--- START ---

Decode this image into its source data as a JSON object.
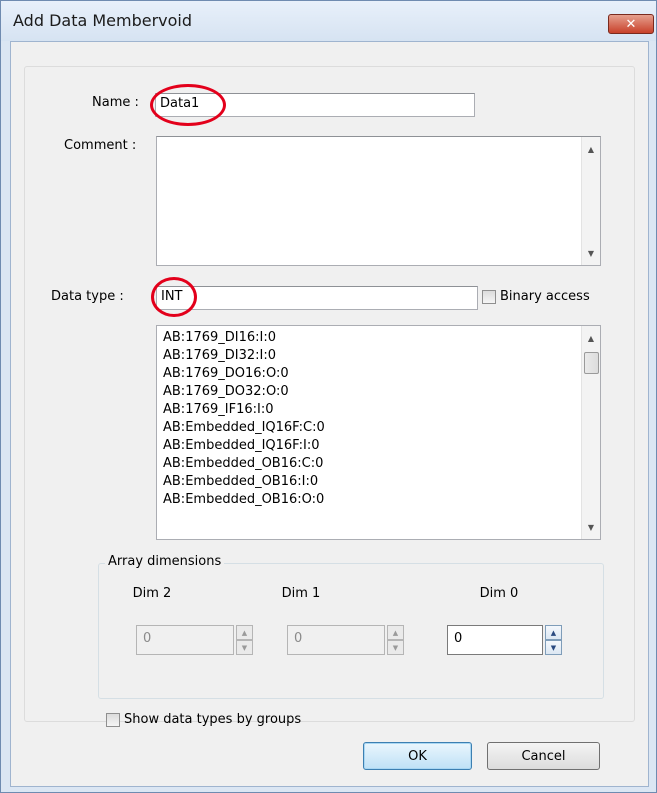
{
  "window": {
    "title": "Add Data Membervoid",
    "close_glyph": "✕"
  },
  "form": {
    "name_label": "Name :",
    "name_value": "Data1",
    "comment_label": "Comment :",
    "comment_value": "",
    "data_type_label": "Data type :",
    "data_type_value": "INT",
    "binary_access_label": "Binary access",
    "binary_access_checked": false
  },
  "type_list": {
    "items": [
      "AB:1769_DI16:I:0",
      "AB:1769_DI32:I:0",
      "AB:1769_DO16:O:0",
      "AB:1769_DO32:O:0",
      "AB:1769_IF16:I:0",
      "AB:Embedded_IQ16F:C:0",
      "AB:Embedded_IQ16F:I:0",
      "AB:Embedded_OB16:C:0",
      "AB:Embedded_OB16:I:0",
      "AB:Embedded_OB16:O:0"
    ]
  },
  "array_dimensions": {
    "legend": "Array dimensions",
    "dims": [
      {
        "label": "Dim 2",
        "value": "0",
        "enabled": false
      },
      {
        "label": "Dim 1",
        "value": "0",
        "enabled": false
      },
      {
        "label": "Dim 0",
        "value": "0",
        "enabled": true
      }
    ]
  },
  "options": {
    "show_by_groups_label": "Show data types by groups",
    "show_by_groups_checked": false
  },
  "buttons": {
    "ok_label": "OK",
    "cancel_label": "Cancel"
  },
  "annotations": {
    "highlight_color": "#e3001b"
  },
  "icons": [
    "close-icon",
    "scroll-up-icon",
    "scroll-down-icon",
    "spin-up-icon",
    "spin-down-icon"
  ]
}
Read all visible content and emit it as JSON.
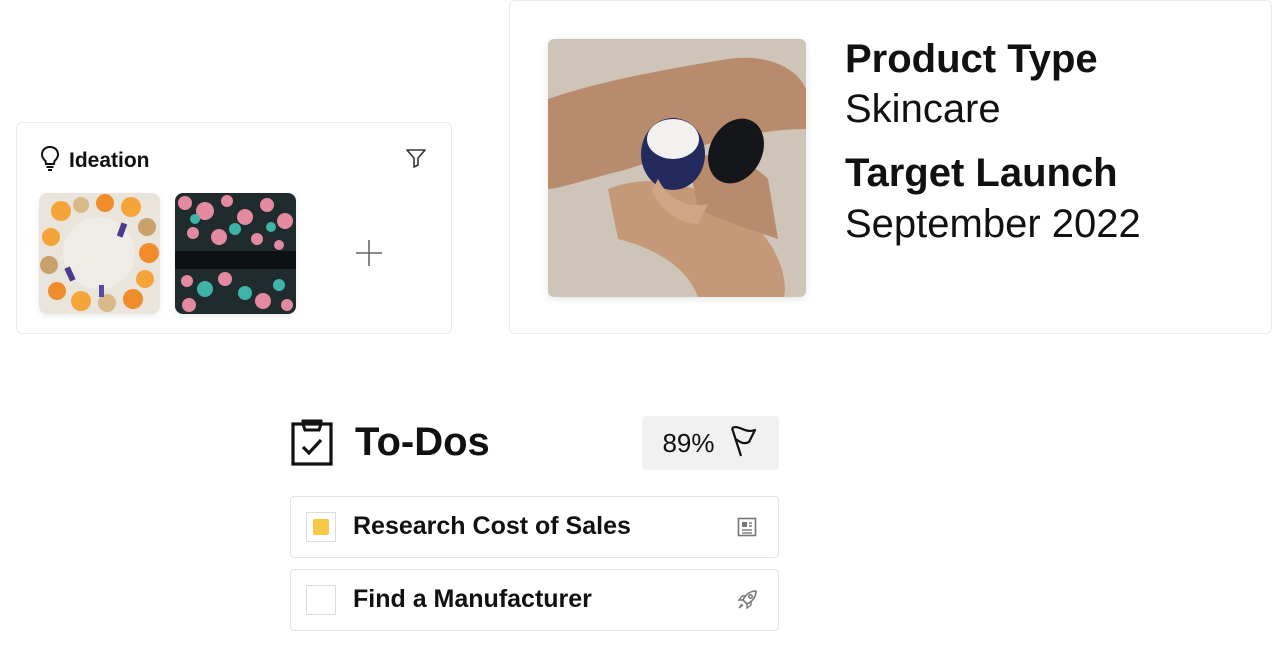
{
  "ideation": {
    "title": "Ideation",
    "icons": {
      "header": "lightbulb-icon",
      "filter": "filter-icon",
      "add": "plus-icon"
    }
  },
  "product": {
    "type_label": "Product Type",
    "type_value": "Skincare",
    "launch_label": "Target Launch",
    "launch_value": "September 2022"
  },
  "todos": {
    "title": "To-Dos",
    "progress": "89%",
    "progress_fraction": 0.89,
    "icons": {
      "header": "clipboard-check-icon",
      "progress": "flag-icon"
    },
    "items": [
      {
        "label": "Research Cost of Sales",
        "status": "in-progress",
        "icon": "document-icon"
      },
      {
        "label": "Find a Manufacturer",
        "status": "not-started",
        "icon": "rocket-icon"
      }
    ]
  },
  "colors": {
    "accent": "#f7c948",
    "badge_bg": "#f1f1f1",
    "border": "#e4e4e4"
  }
}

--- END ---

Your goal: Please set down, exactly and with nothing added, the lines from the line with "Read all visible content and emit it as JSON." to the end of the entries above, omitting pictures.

Response:
Read all visible content and emit it as JSON.
{
  "ideation": {
    "title": "Ideation",
    "icons": {
      "header": "lightbulb-icon",
      "filter": "filter-icon",
      "add": "plus-icon"
    }
  },
  "product": {
    "type_label": "Product Type",
    "type_value": "Skincare",
    "launch_label": "Target Launch",
    "launch_value": "September 2022"
  },
  "todos": {
    "title": "To-Dos",
    "progress": "89%",
    "progress_fraction": 0.89,
    "icons": {
      "header": "clipboard-check-icon",
      "progress": "flag-icon"
    },
    "items": [
      {
        "label": "Research Cost of Sales",
        "status": "in-progress",
        "icon": "document-icon"
      },
      {
        "label": "Find a Manufacturer",
        "status": "not-started",
        "icon": "rocket-icon"
      }
    ]
  },
  "colors": {
    "accent": "#f7c948",
    "badge_bg": "#f1f1f1",
    "border": "#e4e4e4"
  }
}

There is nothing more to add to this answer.